Terry Bird Classics

Running vocabularies - the original

defence

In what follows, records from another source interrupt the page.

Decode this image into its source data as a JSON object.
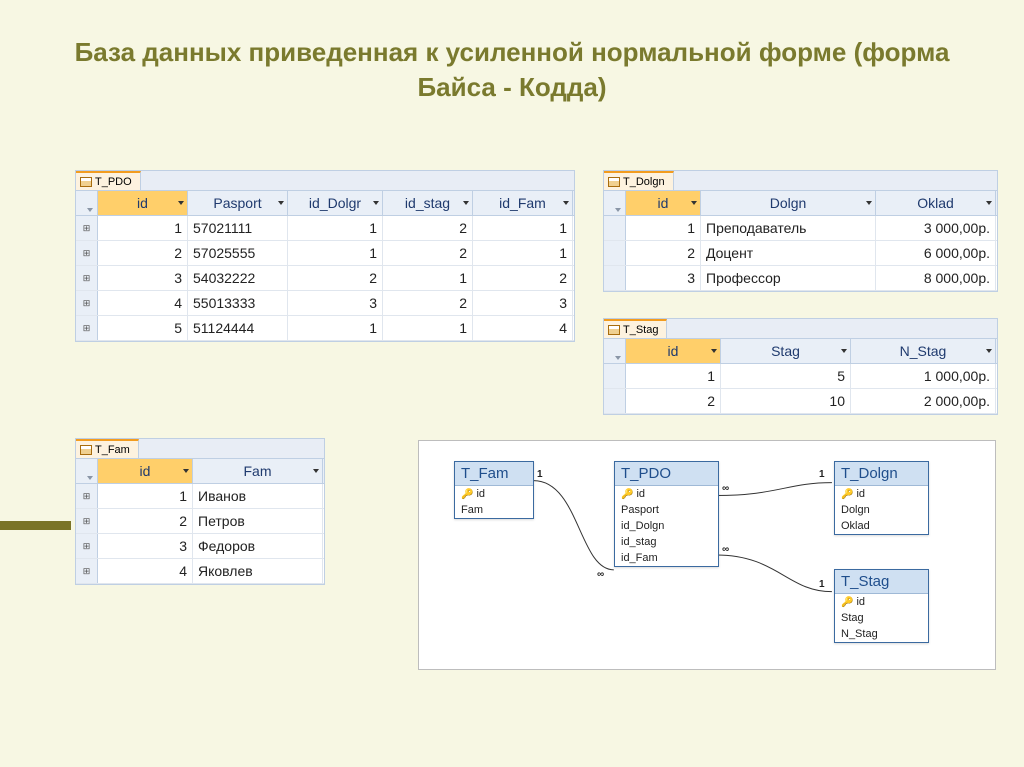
{
  "title": "База данных приведенная к усиленной нормальной форме  (форма Байса - Кодда)",
  "tables": {
    "pdo": {
      "tab": "T_PDO",
      "headers": [
        "id",
        "Pasport",
        "id_Dolgr",
        "id_stag",
        "id_Fam"
      ],
      "rows": [
        [
          "1",
          "57021111",
          "1",
          "2",
          "1"
        ],
        [
          "2",
          "57025555",
          "1",
          "2",
          "1"
        ],
        [
          "3",
          "54032222",
          "2",
          "1",
          "2"
        ],
        [
          "4",
          "55013333",
          "3",
          "2",
          "3"
        ],
        [
          "5",
          "51124444",
          "1",
          "1",
          "4"
        ]
      ]
    },
    "dolgn": {
      "tab": "T_Dolgn",
      "headers": [
        "id",
        "Dolgn",
        "Oklad"
      ],
      "rows": [
        [
          "1",
          "Преподаватель",
          "3 000,00р."
        ],
        [
          "2",
          "Доцент",
          "6 000,00р."
        ],
        [
          "3",
          "Профессор",
          "8 000,00р."
        ]
      ]
    },
    "stag": {
      "tab": "T_Stag",
      "headers": [
        "id",
        "Stag",
        "N_Stag"
      ],
      "rows": [
        [
          "1",
          "5",
          "1 000,00р."
        ],
        [
          "2",
          "10",
          "2 000,00р."
        ]
      ]
    },
    "fam": {
      "tab": "T_Fam",
      "headers": [
        "id",
        "Fam"
      ],
      "rows": [
        [
          "1",
          "Иванов"
        ],
        [
          "2",
          "Петров"
        ],
        [
          "3",
          "Федоров"
        ],
        [
          "4",
          "Яковлев"
        ]
      ]
    }
  },
  "diagram": {
    "entities": {
      "fam": {
        "title": "T_Fam",
        "fields": [
          "id",
          "Fam"
        ]
      },
      "pdo": {
        "title": "T_PDO",
        "fields": [
          "id",
          "Pasport",
          "id_Dolgn",
          "id_stag",
          "id_Fam"
        ]
      },
      "dolgn": {
        "title": "T_Dolgn",
        "fields": [
          "id",
          "Dolgn",
          "Oklad"
        ]
      },
      "stag": {
        "title": "T_Stag",
        "fields": [
          "id",
          "Stag",
          "N_Stag"
        ]
      }
    },
    "rel": {
      "one": "1",
      "many": "∞"
    }
  }
}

I want to argue that the use of running vocabularies is extremely helpful for those attempting to learn the ancient languages. For those unfamiliar with such aids, please look at my sample pages. I began giving out running vocabularies for Latin and Greek texts over thirty five years ago at Colchester Royal Grammar School. I was sometimes aware that others were trying this out (for instance, Reading Greek) but I don't think in such a thorough-going or widespread way. I have used them so much that they have become a method. I suppose that I felt a thousand sneers at my shoulder. It was only too easy to represent what I was doing as spoon-feeding. How is a student going to learn vocabulary if it is always on tap? I very carefully weighed these objections. Once a pupil myself, I remember the stunning chore of looking words up. I tried to learn vocabulary to cut down the work, but it always remained tremendous labour, and after this essential preliminary there was always the task of translating as well. I suppose I looked up vocabulary in the old blue Macmillans and their like. The entries were workmanlike but sometimes the translations were antiquated or slightly askew, sometimes a curious rag-bag of definitions that seemed nothing to do with the text in hand. The smaller versions of Liddell and Scott seemed to take pleasure in making it impossible to find difficult verb forms. How had I ever acquired that special feel for the meaning of a word that half-way decent Classicists start to have? Simply by vast effort, wide reading and prose composition, I imagine. From the mid 1960s I experimented both in Greek and Latin until from about 1975 hardly any 'O' Level or later GCSE set books were studied without running vocabularies. The vocabularies, being from set-books, were eventually learnt. Many sixth form texts were also treated in this way. The key improvement was that students spent more of their time puzzling out meanings, read more and faster, used notes more selectively and sensibly. For a good many the process gave them more interest, or was at least far less boring. Using a running vocabulary, you feel a friend who has been there before you is at your elbow. It was very interesting to try this out on Homer, where vocabulary is such a chore. The speed of translating was revolutionised, and speed meant that one was meeting words more often, in itself an aid to learning vocabulary. There is a technique in preparing such vocabularies, and they can be done well or badly. Some texts are of course not approached until a certain stage, with consequences for the vocabulary. You have to imagine what your students know or may need. They mustn't be left in a half-way house where they partly use the running vocabulary and partly look up. These vocabularies are a terrific chore to prepare, and, close to, seem rather trivial. Make a mistake and you feel a fool. Yet I am convinced that they are very useful indeed. Do I think vocabulary is unimportant? Not at all. Yet learning to translate is more important and learning vocabulary can be partly separated from this. If you use a running vocabulary, you can still always look up the most interesting words in a dictionary, and learn vocabulary from the lists. For Latin texts the vocabularies were originally typed. This was before word-processing and it was difficult to correct mistakes. You were lucky to get a hundred copies. Greek ones were hand written and run off on the old Banda machines, with hands covered in blue ink. This meant that about sixty pupils could have copies. Photocopying kept previous efforts alive; also the stencil machine that burnt copies of the originals into skins for printing. A number of colleagues joined in. Somewhere about 1980, I persuaded Robert Tatam to split the Bacchae in two and we produced a complete running vocabulary for it. Forty two sides of A4, double column! I then advertised this in the JACT bulletin and it went out to many schools. Some thirty five years later, many schools have discovered the value of running vocabularies, and that the promise of using them can make choosing Latin or Greek as an option a more pleasing proposition for students.